Like the soccer-playing software, this AI model first learned to control virtual robots. In the digital world, it had to traverse terrain that included not only slopes but also cables that the robot could trip over.

After training in the virtual world, the AI system took over a real robot for a full week of outdoor tests. It didn’t fall over once. Back in the lab, the robot could withstand having an inflatable exercise ball thrown at it.

In general, the AI system controlled this robot better than traditional software did. It easily walked across planks on the ground. And it managed to climb a step, even though it hadn’t seen steps during training.

A leg (or two up)

In the last few years, reinforcement learning has become popular for controlling four-legged robots. These new studies show the same techniques also works with two-legged machines. And they show that robots built on reinforcement learning perform at least as well as — if not better than — those using preset instructions, says Pulkit Agrawal. He’s a computer scientist at the Massachusetts Institute of Technology in Cambridge. He was not involved in either of the new studies.

Future AI robots may need the dexterity of Google DeepMind’s soccer players. They may also need the all-terrain skill that Digit showcased. Both are required for soccer. And that, Lever says, “has been a grand challenge for robotics and AI for quite some time.”

two futuristic cyborgs walk a sunny beach among mysterious, large reflective squares
Of course, playing soccer is hardly the primary goal of AI-trained robots. Walking cyborgs may one day be sent into conditions too dangerous for humans — from poison-laden environments to distant planets. And they’ll have to be able to navigate these unfamiliar and challenging terrains on their own. gremlin/E+/Getty Images Plus

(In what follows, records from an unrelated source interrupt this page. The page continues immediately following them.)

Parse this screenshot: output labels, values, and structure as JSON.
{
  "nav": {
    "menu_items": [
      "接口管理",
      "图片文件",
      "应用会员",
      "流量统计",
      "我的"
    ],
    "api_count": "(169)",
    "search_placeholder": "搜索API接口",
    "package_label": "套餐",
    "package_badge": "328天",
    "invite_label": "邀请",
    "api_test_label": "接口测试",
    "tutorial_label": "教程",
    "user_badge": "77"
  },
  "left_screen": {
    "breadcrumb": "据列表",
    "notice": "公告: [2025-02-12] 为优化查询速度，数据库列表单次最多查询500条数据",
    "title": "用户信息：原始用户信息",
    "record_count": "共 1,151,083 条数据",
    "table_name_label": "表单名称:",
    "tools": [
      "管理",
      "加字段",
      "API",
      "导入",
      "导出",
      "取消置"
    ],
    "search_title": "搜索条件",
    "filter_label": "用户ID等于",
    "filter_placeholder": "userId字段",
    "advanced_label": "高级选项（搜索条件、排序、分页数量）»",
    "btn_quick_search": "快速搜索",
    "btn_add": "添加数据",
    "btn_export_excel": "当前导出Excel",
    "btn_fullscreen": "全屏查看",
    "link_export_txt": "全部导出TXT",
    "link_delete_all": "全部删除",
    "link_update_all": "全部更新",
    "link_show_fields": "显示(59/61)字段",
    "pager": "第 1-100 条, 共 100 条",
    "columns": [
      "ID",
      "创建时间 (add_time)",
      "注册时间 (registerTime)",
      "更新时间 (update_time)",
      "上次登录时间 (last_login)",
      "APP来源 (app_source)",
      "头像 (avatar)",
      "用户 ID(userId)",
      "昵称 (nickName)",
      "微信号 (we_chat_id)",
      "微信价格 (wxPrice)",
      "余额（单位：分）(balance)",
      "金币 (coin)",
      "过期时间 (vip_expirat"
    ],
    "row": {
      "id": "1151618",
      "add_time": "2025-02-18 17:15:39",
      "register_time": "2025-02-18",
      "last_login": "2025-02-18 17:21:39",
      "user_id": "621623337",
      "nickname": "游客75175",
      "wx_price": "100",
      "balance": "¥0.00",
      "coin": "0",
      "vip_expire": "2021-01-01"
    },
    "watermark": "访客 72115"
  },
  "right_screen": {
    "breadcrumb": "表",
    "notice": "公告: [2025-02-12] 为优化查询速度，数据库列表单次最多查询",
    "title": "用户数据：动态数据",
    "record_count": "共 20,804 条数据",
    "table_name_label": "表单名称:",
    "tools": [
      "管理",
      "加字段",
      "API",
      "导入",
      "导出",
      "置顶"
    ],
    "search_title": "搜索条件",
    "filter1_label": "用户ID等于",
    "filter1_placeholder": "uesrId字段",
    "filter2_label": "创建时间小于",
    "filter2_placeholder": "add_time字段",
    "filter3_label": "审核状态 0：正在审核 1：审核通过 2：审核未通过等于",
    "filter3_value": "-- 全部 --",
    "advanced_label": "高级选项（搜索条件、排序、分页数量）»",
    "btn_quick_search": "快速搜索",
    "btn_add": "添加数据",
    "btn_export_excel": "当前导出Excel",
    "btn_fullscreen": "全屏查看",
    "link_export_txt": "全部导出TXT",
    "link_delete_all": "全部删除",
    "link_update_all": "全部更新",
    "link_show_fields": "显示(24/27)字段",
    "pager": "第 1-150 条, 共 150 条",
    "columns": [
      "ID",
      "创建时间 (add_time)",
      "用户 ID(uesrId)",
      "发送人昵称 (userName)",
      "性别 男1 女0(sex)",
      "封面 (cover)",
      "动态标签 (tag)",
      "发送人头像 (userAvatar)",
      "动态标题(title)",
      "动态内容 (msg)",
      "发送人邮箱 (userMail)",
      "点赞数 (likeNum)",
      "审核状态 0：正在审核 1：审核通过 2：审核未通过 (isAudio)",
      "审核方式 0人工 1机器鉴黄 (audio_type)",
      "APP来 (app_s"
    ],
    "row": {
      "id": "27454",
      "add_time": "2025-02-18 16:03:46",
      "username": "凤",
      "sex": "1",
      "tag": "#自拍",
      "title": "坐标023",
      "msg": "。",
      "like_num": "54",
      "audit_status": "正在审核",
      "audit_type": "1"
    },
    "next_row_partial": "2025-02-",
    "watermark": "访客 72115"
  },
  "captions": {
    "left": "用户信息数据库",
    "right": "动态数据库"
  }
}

More Stories from Science News Explores on Artificial Intelligence